Freedom is not some common denominator. It is a thing, in all of its terrifying reality. Reality most evident by its stubborn refusal to yield to erasure or revision, persisting as it does in "rearing its ugly head" as they say. Freedom is therefore NOT an abstraction, and people do really want it. For all people, it constitutes the right to "be oneself" as the star of one's own life, a deserving role in the network of love and people that bestows any and all meaning, value, and end.

For some significant percentage of people, that freedom consists of raising a family, and keeping a house. A house isn't just a paper cutout made of sticks and foam. It is an environment, which is somebody's rock. Home is a rock, it is a safe clean place of peace and play. Right? Whose job is it to maintain that rock? Whose job keeps the world going? For any family, it's clear what character inherits these privileges. Where one spouse is the elusive "bread winner," where the other spouse is not, it's even more obvious that the job of the glue falls most often into Mom's purview.

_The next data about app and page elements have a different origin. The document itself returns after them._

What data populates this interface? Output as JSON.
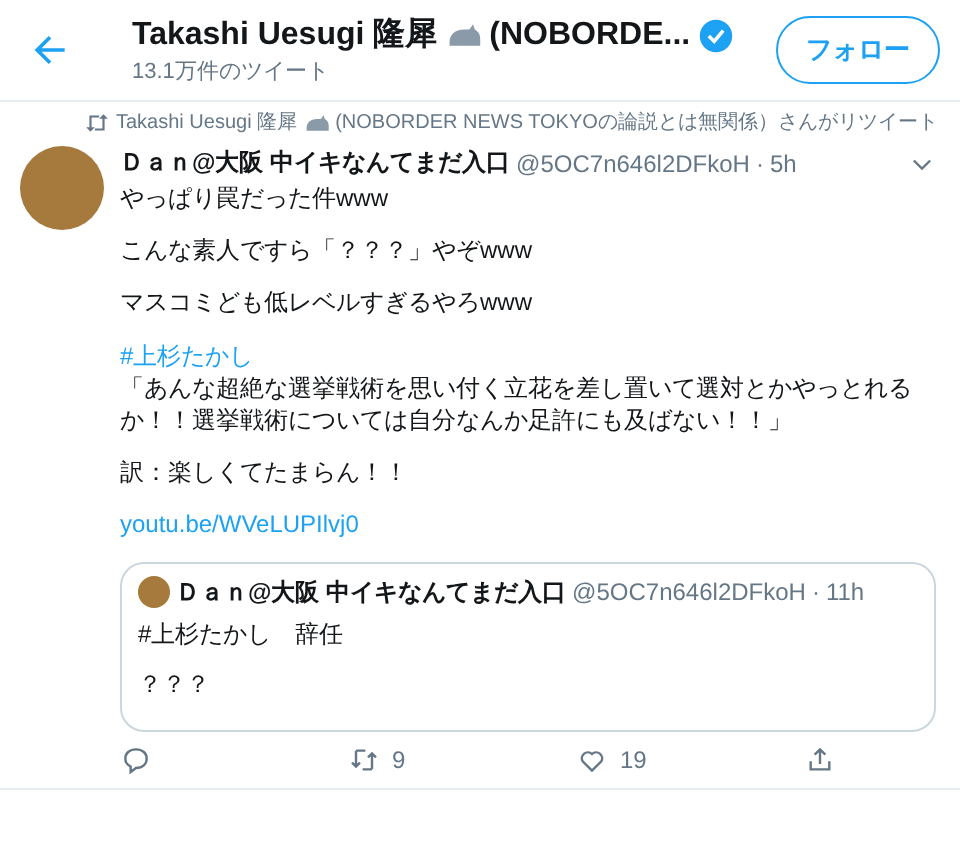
{
  "header": {
    "name_start": "Takashi Uesugi 隆犀",
    "name_end": "(NOBORDE...",
    "verified": true,
    "tweet_count": "13.1万件のツイート",
    "follow_button": "フォロー"
  },
  "retweet_banner": {
    "name": "Takashi Uesugi 隆犀",
    "text": "(NOBORDER NEWS TOKYOの論説とは無関係）さんがリツイート"
  },
  "tweet": {
    "display_name": "Ｄａｎ@大阪 中イキなんてまだ入口",
    "handle": "@5OC7n646l2DFkoH",
    "time": "5h",
    "paragraphs": [
      {
        "kind": "text",
        "text": "やっぱり罠だった件www"
      },
      {
        "kind": "text",
        "text": "こんな素人ですら「？？？」やぞwww"
      },
      {
        "kind": "text",
        "text": "マスコミども低レベルすぎるやろwww"
      },
      {
        "kind": "hashtag",
        "tag": "#上杉たかし",
        "text": "「あんな超絶な選挙戦術を思い付く立花を差し置いて選対とかやっとれるか！！選挙戦術については自分なんか足許にも及ばない！！」"
      },
      {
        "kind": "text",
        "text": "訳：楽しくてたまらん！！"
      },
      {
        "kind": "link",
        "text": "youtu.be/WVeLUPIlvj0"
      }
    ],
    "quote": {
      "display_name": "Ｄａｎ@大阪 中イキなんてまだ入口",
      "handle": "@5OC7n646l2DFkoH",
      "time": "11h",
      "lines": [
        "#上杉たかし　辞任",
        "？？？"
      ]
    },
    "separator": "·",
    "retweets": "9",
    "likes": "19"
  }
}
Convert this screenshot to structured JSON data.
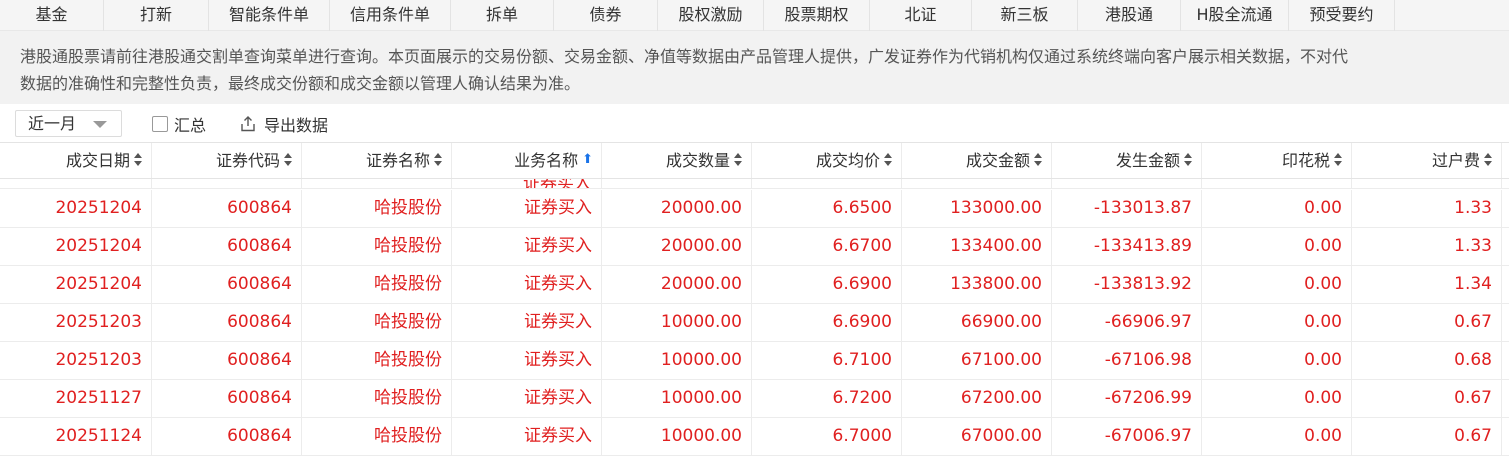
{
  "topnav": {
    "tabs": [
      {
        "label": "基金"
      },
      {
        "label": "打新"
      },
      {
        "label": "智能条件单"
      },
      {
        "label": "信用条件单"
      },
      {
        "label": "拆单"
      },
      {
        "label": "债券"
      },
      {
        "label": "股权激励"
      },
      {
        "label": "股票期权"
      },
      {
        "label": "北证"
      },
      {
        "label": "新三板"
      },
      {
        "label": "港股通"
      },
      {
        "label": "H股全流通"
      },
      {
        "label": "预受要约"
      }
    ]
  },
  "notice": {
    "line1": "港股通股票请前往港股通交割单查询菜单进行查询。本页面展示的交易份额、交易金额、净值等数据由产品管理人提供，广发证券作为代销机构仅通过系统终端向客户展示相关数据，不对代",
    "line2": "数据的准确性和完整性负责，最终成交份额和成交金额以管理人确认结果为准。"
  },
  "toolbar": {
    "period_value": "近一月",
    "summary_label": "汇总",
    "export_label": "导出数据"
  },
  "table": {
    "columns": [
      "成交日期",
      "证券代码",
      "证券名称",
      "业务名称",
      "成交数量",
      "成交均价",
      "成交金额",
      "发生金额",
      "印花税",
      "过户费"
    ],
    "active_sort_column": "业务名称",
    "partial_row_text": "证券买入",
    "rows": [
      [
        "20251204",
        "600864",
        "哈投股份",
        "证券买入",
        "20000.00",
        "6.6500",
        "133000.00",
        "-133013.87",
        "0.00",
        "1.33"
      ],
      [
        "20251204",
        "600864",
        "哈投股份",
        "证券买入",
        "20000.00",
        "6.6700",
        "133400.00",
        "-133413.89",
        "0.00",
        "1.33"
      ],
      [
        "20251204",
        "600864",
        "哈投股份",
        "证券买入",
        "20000.00",
        "6.6900",
        "133800.00",
        "-133813.92",
        "0.00",
        "1.34"
      ],
      [
        "20251203",
        "600864",
        "哈投股份",
        "证券买入",
        "10000.00",
        "6.6900",
        "66900.00",
        "-66906.97",
        "0.00",
        "0.67"
      ],
      [
        "20251203",
        "600864",
        "哈投股份",
        "证券买入",
        "10000.00",
        "6.7100",
        "67100.00",
        "-67106.98",
        "0.00",
        "0.68"
      ],
      [
        "20251127",
        "600864",
        "哈投股份",
        "证券买入",
        "10000.00",
        "6.7200",
        "67200.00",
        "-67206.99",
        "0.00",
        "0.67"
      ],
      [
        "20251124",
        "600864",
        "哈投股份",
        "证券买入",
        "10000.00",
        "6.7000",
        "67000.00",
        "-67006.97",
        "0.00",
        "0.67"
      ]
    ]
  },
  "colors": {
    "data_text": "#e02020",
    "sort_active": "#1a73e8"
  }
}
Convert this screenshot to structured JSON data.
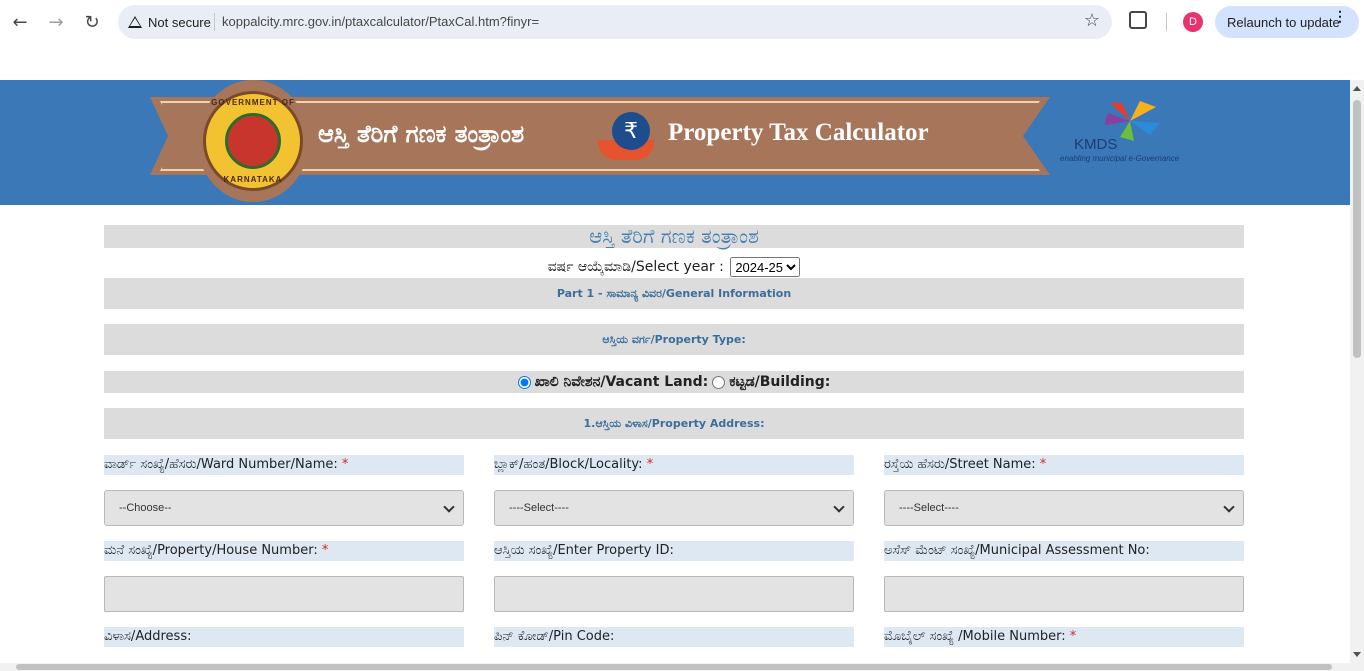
{
  "browser": {
    "security_label": "Not secure",
    "url": "koppalcity.mrc.gov.in/ptaxcalculator/PtaxCal.htm?finyr=",
    "profile_initial": "D",
    "relaunch_label": "Relaunch to update"
  },
  "banner": {
    "emblem_top": "GOVERNMENT OF",
    "emblem_bottom": "KARNATAKA",
    "title_kn": "ಆಸ್ತಿ ತೆರಿಗೆ ಗಣಕ ತಂತ್ರಾಂಶ",
    "title_en": "Property Tax Calculator",
    "kmds_name": "KMDS",
    "kmds_tagline": "enabling municipal e-Governance"
  },
  "form": {
    "heading": "ಆಸ್ತಿ ತೆರಿಗೆ ಗಣಕ ತಂತ್ರಾಂಶ",
    "year_label": "ವರ್ಷ ಆಯ್ಕೆಮಾಡಿ/Select year :",
    "year_value": "2024-25",
    "part1": "Part 1 - ಸಾಮಾನ್ಯ ವಿವರ/General Information",
    "property_type": "ಆಸ್ತಿಯ ವರ್ಗ/Property Type:",
    "vacant_land": "ಖಾಲಿ ನಿವೇಶನ/Vacant Land:",
    "building": "ಕಟ್ಟಡ/Building:",
    "address_section": "1.ಆಸ್ತಿಯ ವಿಳಾಸ/Property Address:",
    "ward_label": "ವಾರ್ಡ್ ಸಂಖ್ಯೆ/ಹೆಸರು/Ward Number/Name:",
    "block_label": "ಬ್ಲಾಕ್/ಹಂತ/Block/Locality:",
    "street_label": "ರಸ್ತೆಯ ಹೆಸರು/Street Name:",
    "ward_value": "--Choose--",
    "block_value": "----Select----",
    "street_value": "----Select----",
    "house_label": "ಮನೆ ಸಂಖ್ಯೆ/Property/House Number:",
    "propid_label": "ಆಸ್ತಿಯ ಸಂಖ್ಯೆ/Enter Property ID:",
    "assess_label": "ಅಸೆಸ್ ಮೆಂಟ್ ಸಂಖ್ಯೆ/Municipal Assessment No:",
    "address_label": "ವಿಳಾಸ/Address:",
    "pin_label": "ಪಿನ್ ಕೋಡ್/Pin Code:",
    "mobile_label": "ಮೊಬೈಲ್ ಸಂಖ್ಯೆ /Mobile Number:",
    "required_mark": "*"
  }
}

"The Woman Behind the Man" most of my life meant to me the spouse of a man. And while spouses in their spousal duties do often stand behind "their men," more than likely it's the case that Mom is the woman who built The Man. This is proven out in the bluntest of languages: Economics. To hire live-in childcare, childcare who also cleans, and cleans in crevices and always on one's hands and knees--to hire this type of care, which encompases roles of a domestic CEO, COO, personal assistant, technician, real estate manager and investor, most breadwinners would need to pay their spouse six figure salaries.

Who is pocketing the difference? The difference between the value that I create, in reality, and the price that I am paid for it. And why, in a functioning market, is there even a gap? A spread to be captured? Why? Because of the invisible hands that clean your toilets, scrub your grout, damp cloth and mop everything, change your diapers, file your mail, register for your activities, pay your taxes, write your emails, schedule your appointments, fold your clothes; and the very visible hands that touch you, love you, and save your life.

Every child is a full-time job, so every couple has their day jobs and their child or children. For a couple with both parents "working," the couple works three jobs together. Where asymmetric earnings come in is just to maginify the dynamic. In a couple with two kids, there you have two people working three jobs, but only one is paid for it. It can still make sense, because the lagging spouse's income may not cover the type of childcare and management that two children require. Moms are out there, greasing the wheels of the economy.

The gap isn't just about moms though, is it? The spread is about more than just moms. Moms are just one of many categories of people for whom it is blatantly obvious that you are invisible. And therein lies someone else's profit.